Unfortunately, I will have to wait to try making this beauty for one simple reason: I don’t have the right cake pan. You see, Miette works with the philosophy that smaller is always better… and I have not yet had a reason to acquire a 6″ x 3″ cake pan. Sigh. Guess I’d better hunt one down.
I know that Miette is all about cute, but I think I’m going to leave the ribbons out of the cakes that list them in the ingredients. It is my considered opinion that there should never be anything on a cake that cannot be safely eaten. If I feel the need of the decoration, a little icing in a contrasting color should do the trick.
There is one other annoyance – this time in the text. In the layer cake section, authors Meg Ray and Leslie Jonath harp again and again about how very difficult they are to make. In the notes on making the Princess cake, we are told it can take days depending on the baker’s stamina. Really? In nearly every case, so far as I can tell, what they really mean is that the cakes can be exacting rather than difficult. It’s a fine distinction, but one I consider well worth making. One needs to – for instance – cut the layers so that they are even and straight. This is not especially difficult, but it is important to get right. Saying these cakes are incredibly hard to make scares off the home baker, and really, is that what you want to do in a cookbook?
Besides, in the candy section there are several treats that are every bit as exacting and fussy (in some cases moreso) as the cakes, but they are never called difficult. There is a general warning to be careful when working with extremely hot sugar because it’s quite easy to burn yourself badly, but no dire warnings that any of the candies will tax your strength beyond its bearing. The correct temperature is emphasized, but again, while this is on par with most of the steps in constructing the layer cakes in terms of difficulty vs. importance, there are no exhortations that making toffee or marshmallows is a Herculean task.
Still, these are miniscule flies in the batter, as it were. As I flip through the glossy pages, I am tempted by recipe after recipe. Cakes, cookies, candies, and tarts all call to me and beg to be baked up right away. And from my considerable experience in baking (forty-one years and counting!) I have yet to look at one of the recipes and question it’s proportions or ingredients.

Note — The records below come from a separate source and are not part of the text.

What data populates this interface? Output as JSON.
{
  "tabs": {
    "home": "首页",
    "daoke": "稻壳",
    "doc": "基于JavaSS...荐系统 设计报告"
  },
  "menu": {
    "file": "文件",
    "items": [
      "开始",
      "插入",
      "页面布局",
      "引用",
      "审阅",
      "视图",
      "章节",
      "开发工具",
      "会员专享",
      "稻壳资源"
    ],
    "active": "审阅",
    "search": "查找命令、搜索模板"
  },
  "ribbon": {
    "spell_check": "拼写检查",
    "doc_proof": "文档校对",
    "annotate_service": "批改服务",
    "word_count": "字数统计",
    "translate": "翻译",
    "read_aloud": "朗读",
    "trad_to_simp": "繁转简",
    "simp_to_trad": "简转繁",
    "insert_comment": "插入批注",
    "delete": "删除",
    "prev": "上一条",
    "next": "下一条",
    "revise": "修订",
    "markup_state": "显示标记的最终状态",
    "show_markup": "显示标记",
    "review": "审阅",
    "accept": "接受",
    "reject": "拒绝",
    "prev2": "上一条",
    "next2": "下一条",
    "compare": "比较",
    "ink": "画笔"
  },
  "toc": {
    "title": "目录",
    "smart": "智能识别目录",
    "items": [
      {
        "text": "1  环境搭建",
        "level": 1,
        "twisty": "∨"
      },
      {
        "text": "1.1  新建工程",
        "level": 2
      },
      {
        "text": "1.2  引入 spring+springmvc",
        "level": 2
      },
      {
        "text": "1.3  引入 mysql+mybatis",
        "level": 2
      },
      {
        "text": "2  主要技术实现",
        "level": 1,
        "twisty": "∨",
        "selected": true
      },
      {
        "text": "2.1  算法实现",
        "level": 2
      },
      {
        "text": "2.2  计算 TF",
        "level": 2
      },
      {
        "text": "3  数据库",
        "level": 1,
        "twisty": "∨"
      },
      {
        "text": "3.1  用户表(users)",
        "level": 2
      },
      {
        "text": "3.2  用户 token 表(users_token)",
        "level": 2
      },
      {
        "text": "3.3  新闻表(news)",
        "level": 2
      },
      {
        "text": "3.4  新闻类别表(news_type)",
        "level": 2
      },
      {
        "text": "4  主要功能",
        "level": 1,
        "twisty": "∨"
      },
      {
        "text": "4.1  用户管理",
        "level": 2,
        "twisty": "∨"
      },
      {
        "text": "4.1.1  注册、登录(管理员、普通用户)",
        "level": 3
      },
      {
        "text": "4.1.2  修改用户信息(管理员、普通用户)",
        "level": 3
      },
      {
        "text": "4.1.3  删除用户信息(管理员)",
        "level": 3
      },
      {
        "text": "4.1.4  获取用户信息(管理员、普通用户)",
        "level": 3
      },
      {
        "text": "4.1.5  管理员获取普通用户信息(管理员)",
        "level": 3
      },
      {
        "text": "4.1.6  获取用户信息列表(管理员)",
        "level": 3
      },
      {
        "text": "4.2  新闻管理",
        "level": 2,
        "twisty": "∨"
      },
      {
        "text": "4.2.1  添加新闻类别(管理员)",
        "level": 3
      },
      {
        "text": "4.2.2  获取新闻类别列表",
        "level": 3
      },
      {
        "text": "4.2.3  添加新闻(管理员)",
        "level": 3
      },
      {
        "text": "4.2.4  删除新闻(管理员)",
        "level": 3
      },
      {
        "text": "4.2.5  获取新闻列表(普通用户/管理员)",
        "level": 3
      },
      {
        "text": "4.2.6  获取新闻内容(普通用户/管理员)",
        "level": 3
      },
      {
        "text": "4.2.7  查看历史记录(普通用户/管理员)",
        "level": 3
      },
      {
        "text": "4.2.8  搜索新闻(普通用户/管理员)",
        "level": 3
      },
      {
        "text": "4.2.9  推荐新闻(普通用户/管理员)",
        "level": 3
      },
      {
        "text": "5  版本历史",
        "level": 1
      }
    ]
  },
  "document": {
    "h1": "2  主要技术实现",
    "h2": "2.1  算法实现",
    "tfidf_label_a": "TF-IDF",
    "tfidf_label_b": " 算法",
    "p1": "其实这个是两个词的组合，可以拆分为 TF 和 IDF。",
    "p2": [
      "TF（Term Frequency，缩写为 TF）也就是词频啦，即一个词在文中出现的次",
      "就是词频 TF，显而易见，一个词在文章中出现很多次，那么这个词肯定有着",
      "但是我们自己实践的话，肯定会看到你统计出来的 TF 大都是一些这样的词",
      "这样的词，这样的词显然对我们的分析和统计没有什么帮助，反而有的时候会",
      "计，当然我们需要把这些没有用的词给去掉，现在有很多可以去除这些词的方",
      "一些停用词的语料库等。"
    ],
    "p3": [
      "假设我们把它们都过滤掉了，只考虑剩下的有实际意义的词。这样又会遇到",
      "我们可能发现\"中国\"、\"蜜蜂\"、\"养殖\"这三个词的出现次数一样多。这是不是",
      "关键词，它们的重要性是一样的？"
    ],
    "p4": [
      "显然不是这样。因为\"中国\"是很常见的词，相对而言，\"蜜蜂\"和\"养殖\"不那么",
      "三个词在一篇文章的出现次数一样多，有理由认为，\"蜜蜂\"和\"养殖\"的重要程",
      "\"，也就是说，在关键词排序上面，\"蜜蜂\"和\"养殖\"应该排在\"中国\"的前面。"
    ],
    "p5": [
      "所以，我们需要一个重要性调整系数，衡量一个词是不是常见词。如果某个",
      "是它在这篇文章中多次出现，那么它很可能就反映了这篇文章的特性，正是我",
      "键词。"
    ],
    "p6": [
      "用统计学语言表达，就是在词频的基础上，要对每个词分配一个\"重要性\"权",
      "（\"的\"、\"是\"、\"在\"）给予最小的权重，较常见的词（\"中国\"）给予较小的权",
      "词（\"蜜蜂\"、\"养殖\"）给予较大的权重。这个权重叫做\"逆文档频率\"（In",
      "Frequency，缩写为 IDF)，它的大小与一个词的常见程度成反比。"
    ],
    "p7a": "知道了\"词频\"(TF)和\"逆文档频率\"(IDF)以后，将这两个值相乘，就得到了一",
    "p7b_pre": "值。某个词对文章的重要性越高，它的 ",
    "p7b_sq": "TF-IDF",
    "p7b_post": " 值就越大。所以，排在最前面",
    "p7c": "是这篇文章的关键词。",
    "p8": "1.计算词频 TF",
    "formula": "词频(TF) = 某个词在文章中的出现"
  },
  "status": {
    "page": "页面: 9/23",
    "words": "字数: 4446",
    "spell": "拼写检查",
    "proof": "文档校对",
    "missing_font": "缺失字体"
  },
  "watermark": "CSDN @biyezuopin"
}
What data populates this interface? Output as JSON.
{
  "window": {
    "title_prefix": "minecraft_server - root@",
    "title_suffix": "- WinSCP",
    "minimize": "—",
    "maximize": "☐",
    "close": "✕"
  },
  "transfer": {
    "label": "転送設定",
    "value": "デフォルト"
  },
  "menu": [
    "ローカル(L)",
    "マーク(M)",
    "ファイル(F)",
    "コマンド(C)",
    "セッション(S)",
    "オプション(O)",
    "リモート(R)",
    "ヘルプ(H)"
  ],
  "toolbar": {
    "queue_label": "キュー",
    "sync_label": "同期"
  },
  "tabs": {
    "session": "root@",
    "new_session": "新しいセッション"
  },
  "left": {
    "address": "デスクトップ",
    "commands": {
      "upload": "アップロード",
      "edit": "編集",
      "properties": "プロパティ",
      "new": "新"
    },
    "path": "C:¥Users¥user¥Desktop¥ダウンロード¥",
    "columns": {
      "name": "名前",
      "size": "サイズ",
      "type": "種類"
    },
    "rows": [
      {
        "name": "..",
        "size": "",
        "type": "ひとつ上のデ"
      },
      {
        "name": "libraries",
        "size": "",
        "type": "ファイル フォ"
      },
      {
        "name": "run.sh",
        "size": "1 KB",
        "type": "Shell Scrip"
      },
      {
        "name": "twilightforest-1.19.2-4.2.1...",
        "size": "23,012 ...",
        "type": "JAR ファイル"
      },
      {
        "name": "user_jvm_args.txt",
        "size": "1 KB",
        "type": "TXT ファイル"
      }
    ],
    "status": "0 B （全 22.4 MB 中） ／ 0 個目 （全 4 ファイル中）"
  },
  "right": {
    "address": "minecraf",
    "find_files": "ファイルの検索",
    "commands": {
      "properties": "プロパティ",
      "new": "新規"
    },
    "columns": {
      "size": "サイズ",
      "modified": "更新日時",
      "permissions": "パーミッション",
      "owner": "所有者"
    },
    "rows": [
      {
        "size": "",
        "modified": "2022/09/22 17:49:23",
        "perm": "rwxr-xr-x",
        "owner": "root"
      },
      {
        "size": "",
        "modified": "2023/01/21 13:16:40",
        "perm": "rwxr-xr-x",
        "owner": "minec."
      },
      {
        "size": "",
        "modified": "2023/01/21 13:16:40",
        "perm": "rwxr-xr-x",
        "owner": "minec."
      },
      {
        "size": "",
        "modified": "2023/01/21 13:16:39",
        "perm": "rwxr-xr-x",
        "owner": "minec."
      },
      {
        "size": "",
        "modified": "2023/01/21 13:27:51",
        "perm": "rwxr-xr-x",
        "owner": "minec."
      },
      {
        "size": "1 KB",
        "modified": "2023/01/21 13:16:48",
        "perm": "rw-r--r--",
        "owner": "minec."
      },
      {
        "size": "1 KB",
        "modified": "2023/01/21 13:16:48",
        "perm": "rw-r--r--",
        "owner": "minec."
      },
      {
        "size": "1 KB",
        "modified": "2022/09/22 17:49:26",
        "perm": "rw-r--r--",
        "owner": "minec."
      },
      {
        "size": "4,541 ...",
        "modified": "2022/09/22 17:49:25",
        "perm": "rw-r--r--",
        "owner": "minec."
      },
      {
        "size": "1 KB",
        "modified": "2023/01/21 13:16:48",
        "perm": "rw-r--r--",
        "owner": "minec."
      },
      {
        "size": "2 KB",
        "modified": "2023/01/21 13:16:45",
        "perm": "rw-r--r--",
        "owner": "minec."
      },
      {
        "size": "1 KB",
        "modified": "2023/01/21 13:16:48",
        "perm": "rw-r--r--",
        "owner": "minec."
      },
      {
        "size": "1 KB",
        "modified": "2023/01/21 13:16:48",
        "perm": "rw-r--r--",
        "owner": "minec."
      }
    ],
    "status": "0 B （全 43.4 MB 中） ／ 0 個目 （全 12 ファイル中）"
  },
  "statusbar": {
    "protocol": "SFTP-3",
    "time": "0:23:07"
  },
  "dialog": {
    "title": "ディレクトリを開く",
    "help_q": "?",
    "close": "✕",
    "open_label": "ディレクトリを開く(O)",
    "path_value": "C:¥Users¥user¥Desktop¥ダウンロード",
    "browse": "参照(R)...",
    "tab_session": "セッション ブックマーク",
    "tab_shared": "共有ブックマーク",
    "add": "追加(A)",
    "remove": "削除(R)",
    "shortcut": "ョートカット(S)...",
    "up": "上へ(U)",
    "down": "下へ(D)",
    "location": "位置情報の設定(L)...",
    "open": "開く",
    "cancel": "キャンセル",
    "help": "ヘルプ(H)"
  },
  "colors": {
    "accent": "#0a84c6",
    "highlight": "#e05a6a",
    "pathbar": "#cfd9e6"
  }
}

Yes, I can ignore being assumed to be a layer cake wimp when the recipes are this good. After all, as soon as my 6″ cake pan is in my hot little hands, I’ll be proving in spades that I have the intestinal fortitude to slice layers and roll fondant with the best of them.